Even more strangely, Rosemond concluded that paying a child nominal sums for successful completion of basic chores would teach the child that something could be had for nothing. One can only guess what armchair theorizing led Rosemond to that conclusion. On its face it is unconvincing. Moreover, there is an enormous amount of research with children in families all over America that shows Rosemond is wrong about the effects of reinforcement. The fact is that when they get small rewards for doing chores, children learn that hard work is necessary in order to be rewarded. And that is a valuable life lesson that seems to have eluded Rosemond–and his grandma.

I wonder if all those who are reading this right now would consider whether they ever were paid a bit for mowing the grass, pulling weeds, cleaning house or the like. If you were paid for such chores, is Rosemond right?
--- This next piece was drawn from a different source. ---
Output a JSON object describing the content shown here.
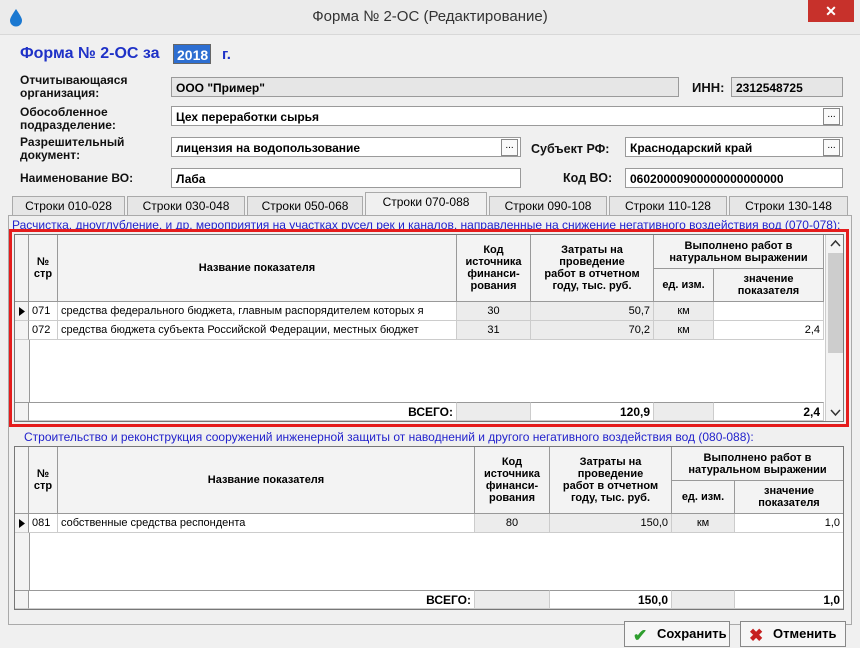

Did you learn from that experience, as Rosemond claims, that you could get something for nothing? Did you then,as Rosemond claims, feel less motivation to do chores because you were paid? I doubt it. More likely you learned that if you did good work you would be rewarded. Probably your grandma would have liked that.

So why is it that John Rosemond seems to be talking sense? I think the reason that Rosemond’s columns are superficially appealing has to do with the era in which we live. This is an era of permissiveness, absent parents, psychobabble, and capricious invocation of medical disorders, made up on the spot, to exactly “explain” the cause of every unacceptable child behavior.

Rosemond appeals to our feeling that a lot of folks merely need to get tough with their kids. And we all know at leasta few parents like that. Unfortunately, there is danger here too. I believe it is likely that an abuse-prone parent, on reading one of Rosemond’s “get tough” columns, might feel that Rosemond has validated his or her actions—a potential outcome that Rosemond seems not to have anticipated. Rosemond is a self-proclaimed expert who correctly senses the mood of the times, then easily provides the answers. The only problem is, the answers he gives are often inconsistent with his other answers. And he romanticizes the good old days when things were Just Fine. And he is prone to endorsing rather bizarre theories about the causes of childhood disorders. And his advice at times is awfully impractical. And he could be unwittingly reinforcing the actions of child abusers. And he seems unaware of the many advantages of positive reinforcement for good behavior, while showing a penchant for punishment.

The list has gotten long enough. It’s time that parents stop listening to John Rosemond.

W. Joseph Wyatt is Professor of Psychology at Marshall University and Editor of the Behavior Analysis Digest.**


Source: Cambridge Center for Behavioral Studies –